    gorgeous photos!!

  • HOW I wish my demanding bladder gave me rewards like that. On one emergency spot outside in the dark I squatted on a thistle. On another a cow pat was my reward.
    What a beauty.
    Big thanks to Mia and to you.

  • Linda

    As far as approaching too closely, I encountered a Great Horned Owl in my backyard perched on a short fence post that I didn’t notice until I was about 15 feet away. It seemed far less nonplussed than I. I have a sense that not much perturbs these birds (I even had my 50-pound dog with me on leash at the time). By the way, why do you abbreviate GHOW instead of GHO?

  • Dan Sedenquist

    Wonderful series of photos, Ron. I’ve learned that pit stops are a good excuse to look around and see what’s nearby…

  • Wow those are crazy long. Loved seeing all the comparison shots too.

  • Dick Harlow

    Man, those are great shots of a Long-eared Great Horned Owl. Actually those are fantastic images of Great Horns, I am extremely envious. They look very relaxed, you must have been in your truck?
    Hope your weather is getting better. Ours is going down hill!

    • Thanks, Dick. I was in my pickup for the last two shots but not for the first two. I’m usually shooting those farm owls on foot using a tripod.

      We have crappola for weather. Socked in with so much fog and pollution from the inversion that you can barely see across the street. 18° F. as I type.

  • Bird’s right eye looks wonky….is it???

  • Leisa Duncan

    I’ve never seen ear tufts that long here in Alabama. My only real experience with GHOs was returning a juvenile to his nest area after he was found out of the nest and I transported him to the Wildlife Center in Birmingham to be examined. They sent him (and a few frozen mice) back with me and the next evening I put him up in a tree near his nest tree, as it was not accessible by just me and a ladder. The majority of the owls I transport are barred owls, with an occasional screech owl and GHO. They are very beautiful ear tufts!!

  • Improbable as it may seem, that GHO is obviously the result of crossung a GHO with either a jackrabbit or a muley….I think they are quite rare….

  • Susan Stone

    Those are very interesting ear tufts. I’ve only encountered one GHOW on one occasion, and that one had “normal” length ear tufts. The one I got to see was at some distance, and blended in so well with the rocks it was on that it was hard to see. I have also gotten to see Long-eared Owls, and their ear tufts were far more similar to this GHOW. Fortunately their colorations are so different it’s not hard to tell the difference between them. (I can’t believe I have actually had a chance to see both species in person.)

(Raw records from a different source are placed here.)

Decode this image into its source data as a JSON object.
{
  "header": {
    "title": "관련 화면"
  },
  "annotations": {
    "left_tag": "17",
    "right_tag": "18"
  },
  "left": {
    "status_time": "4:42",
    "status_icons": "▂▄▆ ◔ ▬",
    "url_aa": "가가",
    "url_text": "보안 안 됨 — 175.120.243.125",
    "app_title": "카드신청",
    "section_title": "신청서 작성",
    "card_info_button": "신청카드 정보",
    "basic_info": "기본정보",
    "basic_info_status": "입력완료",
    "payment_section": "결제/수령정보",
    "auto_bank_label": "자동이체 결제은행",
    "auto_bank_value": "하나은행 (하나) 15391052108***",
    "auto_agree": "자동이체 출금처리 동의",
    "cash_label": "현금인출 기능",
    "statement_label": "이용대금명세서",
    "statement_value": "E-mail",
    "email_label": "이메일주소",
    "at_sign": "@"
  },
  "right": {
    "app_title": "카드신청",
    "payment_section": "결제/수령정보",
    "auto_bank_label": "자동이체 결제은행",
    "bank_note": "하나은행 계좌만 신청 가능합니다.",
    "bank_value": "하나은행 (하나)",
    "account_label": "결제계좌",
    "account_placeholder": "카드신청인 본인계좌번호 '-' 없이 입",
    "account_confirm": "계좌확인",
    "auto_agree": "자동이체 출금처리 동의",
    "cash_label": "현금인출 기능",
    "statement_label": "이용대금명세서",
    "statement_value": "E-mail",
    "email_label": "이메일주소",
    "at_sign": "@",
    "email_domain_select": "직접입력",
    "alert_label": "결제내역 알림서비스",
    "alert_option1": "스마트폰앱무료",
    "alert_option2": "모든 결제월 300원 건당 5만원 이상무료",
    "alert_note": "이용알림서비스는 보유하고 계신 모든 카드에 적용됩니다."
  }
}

    • Yes, colors and patterns are quite different in the two species, Susan. Even so, I’ll admit that “Long-eared Owl” was the first thing that came to mind when I first saw this bird in good detail through my lens. Those “ears” just really stood out for me.

  • They seem long to me too. However, a Google image search reveals some similarly long. So I think this is just one of those individuals that is about two standard deviations toward the long side of the bell curve.

  • Judy Gusick

    Those ARE exceptionally long. We had one around quite a few years ago with very long tufts that I initially thought was a long-eared owl, BUT the rest matched the GHOW’s we have around and I didn’t figure the GHOW’s would tolerate it were it a long-eared owl. Just shrugged it off as a bit of a puzzle………….